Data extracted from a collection
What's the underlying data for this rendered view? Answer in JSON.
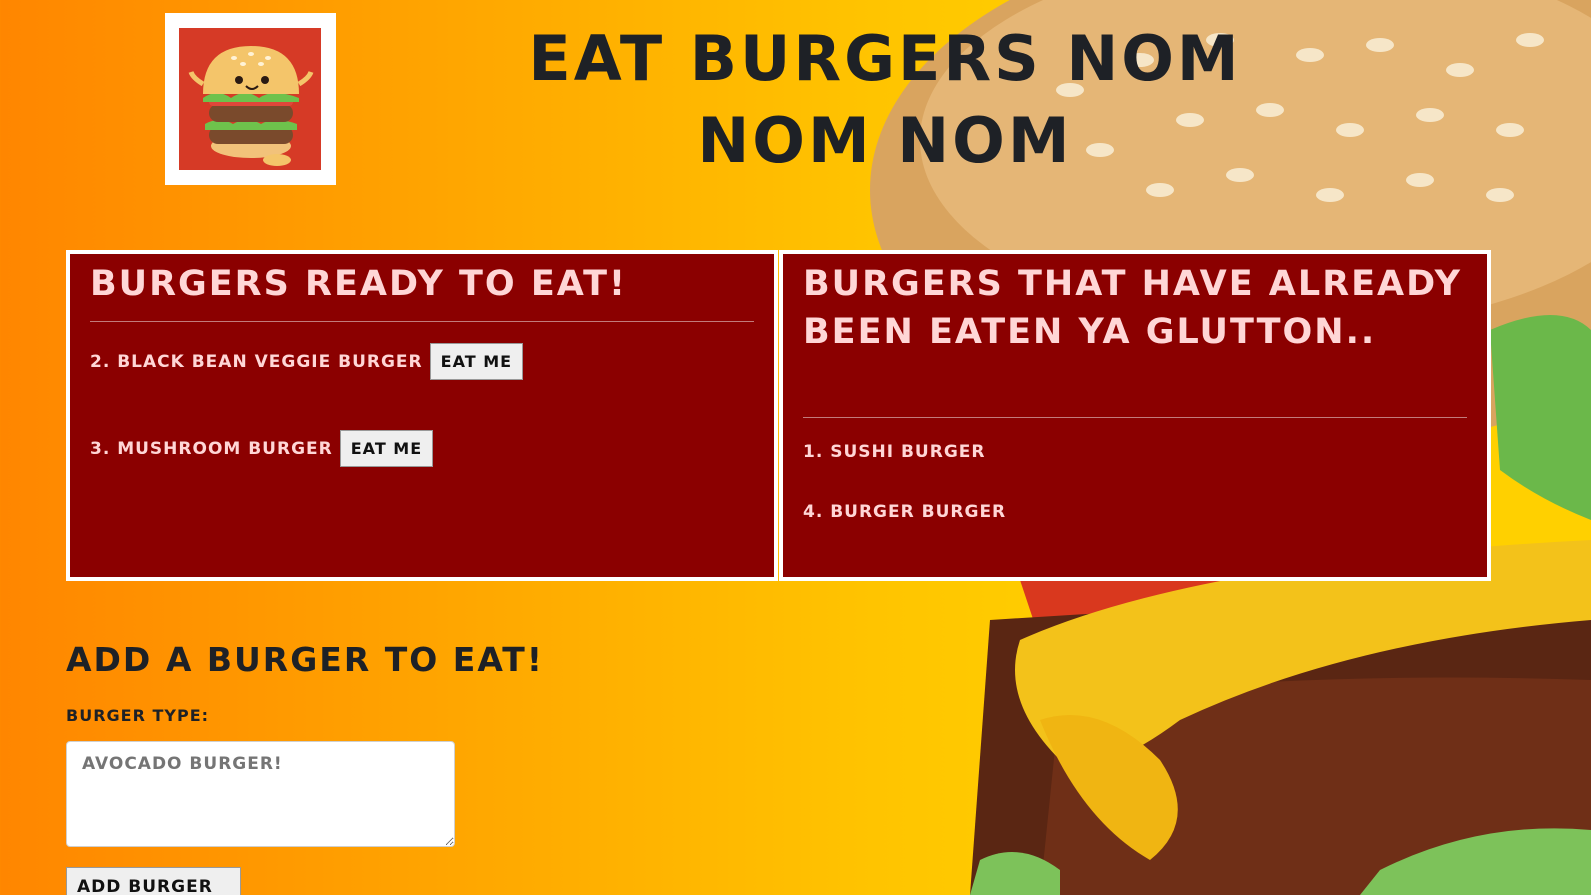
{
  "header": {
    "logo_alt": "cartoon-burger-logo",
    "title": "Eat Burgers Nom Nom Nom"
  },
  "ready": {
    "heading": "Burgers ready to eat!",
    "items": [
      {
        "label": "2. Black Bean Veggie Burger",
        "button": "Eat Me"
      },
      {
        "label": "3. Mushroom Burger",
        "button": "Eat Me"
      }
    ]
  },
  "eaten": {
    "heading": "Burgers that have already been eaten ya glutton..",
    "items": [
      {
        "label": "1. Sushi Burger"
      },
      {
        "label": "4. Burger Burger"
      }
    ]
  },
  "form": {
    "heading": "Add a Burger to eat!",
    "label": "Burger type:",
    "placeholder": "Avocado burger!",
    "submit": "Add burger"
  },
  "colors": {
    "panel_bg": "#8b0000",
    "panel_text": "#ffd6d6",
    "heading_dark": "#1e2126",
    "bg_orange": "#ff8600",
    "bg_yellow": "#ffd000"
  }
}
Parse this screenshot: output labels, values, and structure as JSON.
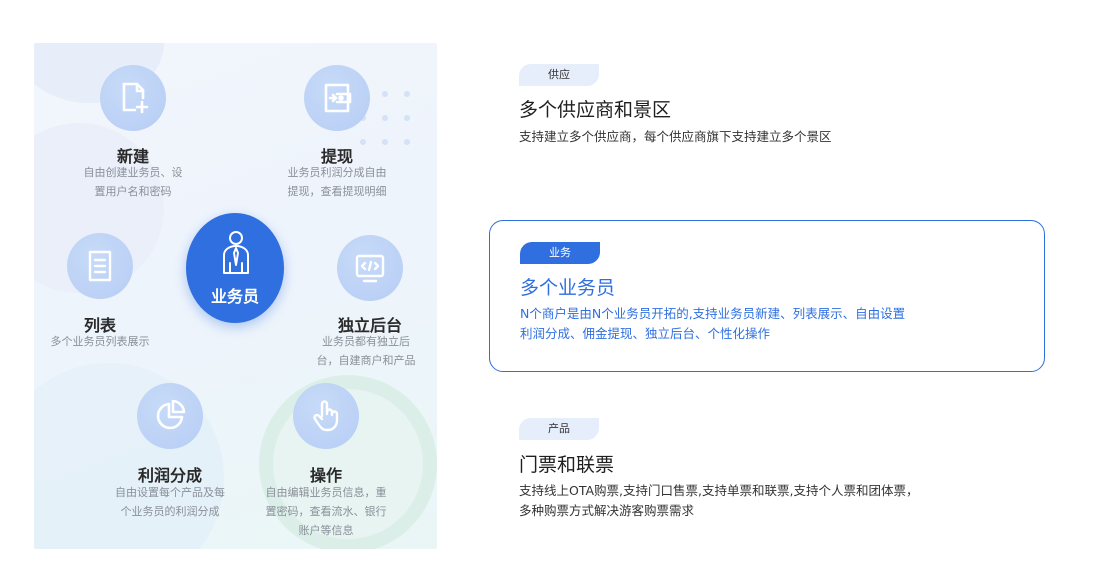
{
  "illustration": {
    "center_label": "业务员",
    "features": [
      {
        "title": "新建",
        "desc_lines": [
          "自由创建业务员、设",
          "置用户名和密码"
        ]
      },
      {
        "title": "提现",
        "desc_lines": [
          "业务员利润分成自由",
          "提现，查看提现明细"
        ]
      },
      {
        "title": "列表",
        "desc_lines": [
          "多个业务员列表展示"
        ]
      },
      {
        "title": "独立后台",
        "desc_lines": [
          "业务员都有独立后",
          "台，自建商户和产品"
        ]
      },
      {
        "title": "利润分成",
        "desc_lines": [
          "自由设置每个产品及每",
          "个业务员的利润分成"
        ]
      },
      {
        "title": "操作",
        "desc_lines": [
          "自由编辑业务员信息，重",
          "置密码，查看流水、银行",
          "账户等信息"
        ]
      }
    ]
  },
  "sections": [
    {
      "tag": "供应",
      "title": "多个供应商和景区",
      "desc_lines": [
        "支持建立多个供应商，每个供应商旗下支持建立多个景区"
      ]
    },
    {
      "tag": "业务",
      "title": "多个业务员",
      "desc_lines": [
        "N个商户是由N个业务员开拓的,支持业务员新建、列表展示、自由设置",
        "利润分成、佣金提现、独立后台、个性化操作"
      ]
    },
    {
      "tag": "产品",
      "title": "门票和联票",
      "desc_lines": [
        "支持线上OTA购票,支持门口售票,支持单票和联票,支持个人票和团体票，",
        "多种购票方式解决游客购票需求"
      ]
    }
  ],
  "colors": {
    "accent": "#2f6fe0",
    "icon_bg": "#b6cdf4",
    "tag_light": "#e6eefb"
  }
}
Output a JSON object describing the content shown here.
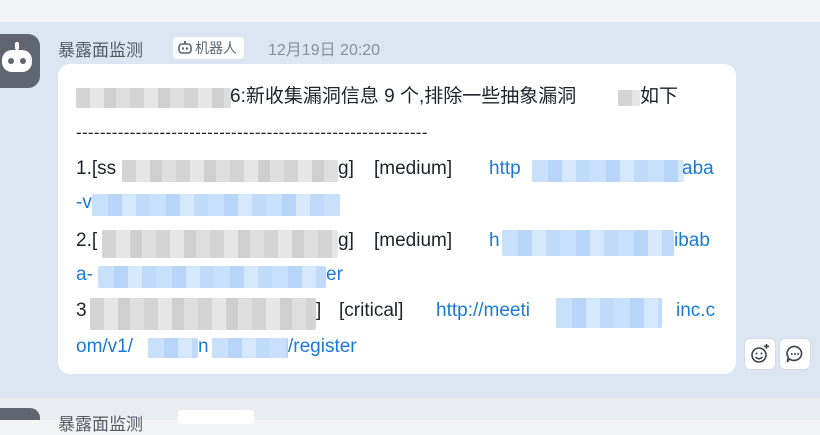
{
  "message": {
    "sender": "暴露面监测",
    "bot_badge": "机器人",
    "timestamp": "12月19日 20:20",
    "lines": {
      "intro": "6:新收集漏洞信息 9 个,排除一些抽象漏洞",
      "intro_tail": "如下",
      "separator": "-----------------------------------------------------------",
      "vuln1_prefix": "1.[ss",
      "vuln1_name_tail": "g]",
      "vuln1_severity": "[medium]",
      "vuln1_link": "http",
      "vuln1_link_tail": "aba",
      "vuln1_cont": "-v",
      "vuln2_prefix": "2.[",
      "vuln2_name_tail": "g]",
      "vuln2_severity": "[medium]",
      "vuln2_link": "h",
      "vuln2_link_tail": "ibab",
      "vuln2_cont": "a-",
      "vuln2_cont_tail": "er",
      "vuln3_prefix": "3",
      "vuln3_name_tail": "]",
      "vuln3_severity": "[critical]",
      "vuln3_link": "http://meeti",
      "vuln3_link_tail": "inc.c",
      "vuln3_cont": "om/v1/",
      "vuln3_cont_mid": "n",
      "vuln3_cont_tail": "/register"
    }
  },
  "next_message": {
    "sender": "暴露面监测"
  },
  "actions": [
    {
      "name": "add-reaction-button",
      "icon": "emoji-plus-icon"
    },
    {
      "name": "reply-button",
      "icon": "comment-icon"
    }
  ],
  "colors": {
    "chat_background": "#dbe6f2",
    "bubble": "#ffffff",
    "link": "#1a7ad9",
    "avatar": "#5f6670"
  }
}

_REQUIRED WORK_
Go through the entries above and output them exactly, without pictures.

_EXERCISE SOLUTION_
What's the underlying data for this rendered view? Answer in JSON.
{
  "header": {
    "logo_alt": "cartoon-burger-logo",
    "title": "Eat Burgers Nom Nom Nom"
  },
  "ready": {
    "heading": "Burgers ready to eat!",
    "items": [
      {
        "label": "2. Black Bean Veggie Burger",
        "button": "Eat Me"
      },
      {
        "label": "3. Mushroom Burger",
        "button": "Eat Me"
      }
    ]
  },
  "eaten": {
    "heading": "Burgers that have already been eaten ya glutton..",
    "items": [
      {
        "label": "1. Sushi Burger"
      },
      {
        "label": "4. Burger Burger"
      }
    ]
  },
  "form": {
    "heading": "Add a Burger to eat!",
    "label": "Burger type:",
    "placeholder": "Avocado burger!",
    "submit": "Add burger"
  },
  "colors": {
    "panel_bg": "#8b0000",
    "panel_text": "#ffd6d6",
    "heading_dark": "#1e2126",
    "bg_orange": "#ff8600",
    "bg_yellow": "#ffd000"
  }
}
Parse this screenshot: output labels, values, and structure as JSON.
{
  "illustration": {
    "center_label": "业务员",
    "features": [
      {
        "title": "新建",
        "desc_lines": [
          "自由创建业务员、设",
          "置用户名和密码"
        ]
      },
      {
        "title": "提现",
        "desc_lines": [
          "业务员利润分成自由",
          "提现，查看提现明细"
        ]
      },
      {
        "title": "列表",
        "desc_lines": [
          "多个业务员列表展示"
        ]
      },
      {
        "title": "独立后台",
        "desc_lines": [
          "业务员都有独立后",
          "台，自建商户和产品"
        ]
      },
      {
        "title": "利润分成",
        "desc_lines": [
          "自由设置每个产品及每",
          "个业务员的利润分成"
        ]
      },
      {
        "title": "操作",
        "desc_lines": [
          "自由编辑业务员信息，重",
          "置密码，查看流水、银行",
          "账户等信息"
        ]
      }
    ]
  },
  "sections": [
    {
      "tag": "供应",
      "title": "多个供应商和景区",
      "desc_lines": [
        "支持建立多个供应商，每个供应商旗下支持建立多个景区"
      ]
    },
    {
      "tag": "业务",
      "title": "多个业务员",
      "desc_lines": [
        "N个商户是由N个业务员开拓的,支持业务员新建、列表展示、自由设置",
        "利润分成、佣金提现、独立后台、个性化操作"
      ]
    },
    {
      "tag": "产品",
      "title": "门票和联票",
      "desc_lines": [
        "支持线上OTA购票,支持门口售票,支持单票和联票,支持个人票和团体票，",
        "多种购票方式解决游客购票需求"
      ]
    }
  ],
  "colors": {
    "accent": "#2f6fe0",
    "icon_bg": "#b6cdf4",
    "tag_light": "#e6eefb"
  }
}
Output a JSON object describing the content shown here.
{
  "message": {
    "sender": "暴露面监测",
    "bot_badge": "机器人",
    "timestamp": "12月19日 20:20",
    "lines": {
      "intro": "6:新收集漏洞信息 9 个,排除一些抽象漏洞",
      "intro_tail": "如下",
      "separator": "-----------------------------------------------------------",
      "vuln1_prefix": "1.[ss",
      "vuln1_name_tail": "g]",
      "vuln1_severity": "[medium]",
      "vuln1_link": "http",
      "vuln1_link_tail": "aba",
      "vuln1_cont": "-v",
      "vuln2_prefix": "2.[",
      "vuln2_name_tail": "g]",
      "vuln2_severity": "[medium]",
      "vuln2_link": "h",
      "vuln2_link_tail": "ibab",
      "vuln2_cont": "a-",
      "vuln2_cont_tail": "er",
      "vuln3_prefix": "3",
      "vuln3_name_tail": "]",
      "vuln3_severity": "[critical]",
      "vuln3_link": "http://meeti",
      "vuln3_link_tail": "inc.c",
      "vuln3_cont": "om/v1/",
      "vuln3_cont_mid": "n",
      "vuln3_cont_tail": "/register"
    }
  },
  "next_message": {
    "sender": "暴露面监测"
  },
  "actions": [
    {
      "name": "add-reaction-button",
      "icon": "emoji-plus-icon"
    },
    {
      "name": "reply-button",
      "icon": "comment-icon"
    }
  ],
  "colors": {
    "chat_background": "#dbe6f2",
    "bubble": "#ffffff",
    "link": "#1a7ad9",
    "avatar": "#5f6670"
  }
}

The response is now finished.